Data shown Start Marker

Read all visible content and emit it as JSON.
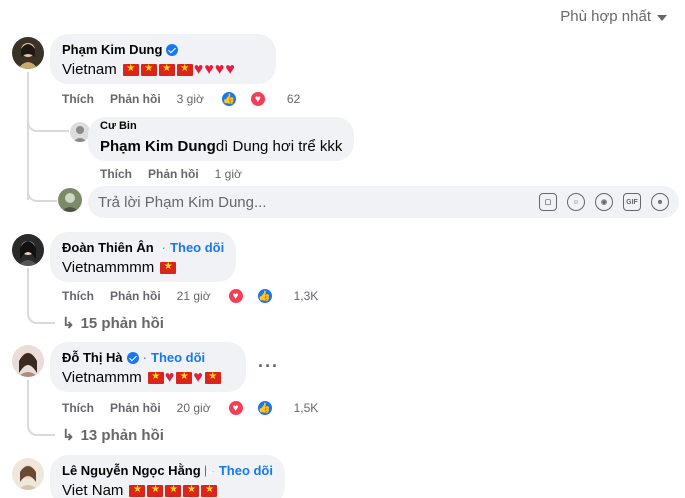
{
  "sort_label": "Phù hợp nhất",
  "comments": [
    {
      "name": "Phạm Kim Dung",
      "text": "Vietnam",
      "like": "Thích",
      "reply": "Phản hồi",
      "time": "3 giờ",
      "reaction_count": "62",
      "reply_preview": {
        "name": "Cư Bin",
        "tag": "Phạm Kim Dung",
        "text": "dì Dung hơi trể kkk",
        "like": "Thích",
        "reply": "Phản hồi",
        "time": "1 giờ"
      },
      "reply_input_placeholder": "Trả lời Phạm Kim Dung..."
    },
    {
      "name": "Đoàn Thiên Ân",
      "follow": "Theo dõi",
      "text": "Vietnammmm",
      "like": "Thích",
      "reply": "Phản hồi",
      "time": "21 giờ",
      "reaction_count": "1,3K",
      "replies_label": "15 phản hồi"
    },
    {
      "name": "Đỗ Thị Hà",
      "follow": "Theo dõi",
      "text": "Vietnammm",
      "like": "Thích",
      "reply": "Phản hồi",
      "time": "20 giờ",
      "reaction_count": "1,5K",
      "replies_label": "13 phản hồi"
    },
    {
      "name": "Lê Nguyễn Ngọc Hằng",
      "follow": "Theo dõi",
      "text": "Viet Nam"
    }
  ],
  "separator": "·",
  "colors": {
    "link": "#1877f2",
    "bubble": "#f0f2f5",
    "muted": "#65676b",
    "flag": "#da251d",
    "heart": "#e41e3f"
  }
}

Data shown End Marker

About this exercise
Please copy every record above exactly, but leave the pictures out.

Solution below
Read all visible content and emit it as JSON.
{
  "sort_label": "Phù hợp nhất",
  "comments": [
    {
      "name": "Phạm Kim Dung",
      "text": "Vietnam",
      "like": "Thích",
      "reply": "Phản hồi",
      "time": "3 giờ",
      "reaction_count": "62",
      "reply_preview": {
        "name": "Cư Bin",
        "tag": "Phạm Kim Dung",
        "text": "dì Dung hơi trể kkk",
        "like": "Thích",
        "reply": "Phản hồi",
        "time": "1 giờ"
      },
      "reply_input_placeholder": "Trả lời Phạm Kim Dung..."
    },
    {
      "name": "Đoàn Thiên Ân",
      "follow": "Theo dõi",
      "text": "Vietnammmm",
      "like": "Thích",
      "reply": "Phản hồi",
      "time": "21 giờ",
      "reaction_count": "1,3K",
      "replies_label": "15 phản hồi"
    },
    {
      "name": "Đỗ Thị Hà",
      "follow": "Theo dõi",
      "text": "Vietnammm",
      "like": "Thích",
      "reply": "Phản hồi",
      "time": "20 giờ",
      "reaction_count": "1,5K",
      "replies_label": "13 phản hồi"
    },
    {
      "name": "Lê Nguyễn Ngọc Hằng",
      "follow": "Theo dõi",
      "text": "Viet Nam"
    }
  ],
  "separator": "·",
  "colors": {
    "link": "#1877f2",
    "bubble": "#f0f2f5",
    "muted": "#65676b",
    "flag": "#da251d",
    "heart": "#e41e3f"
  }
}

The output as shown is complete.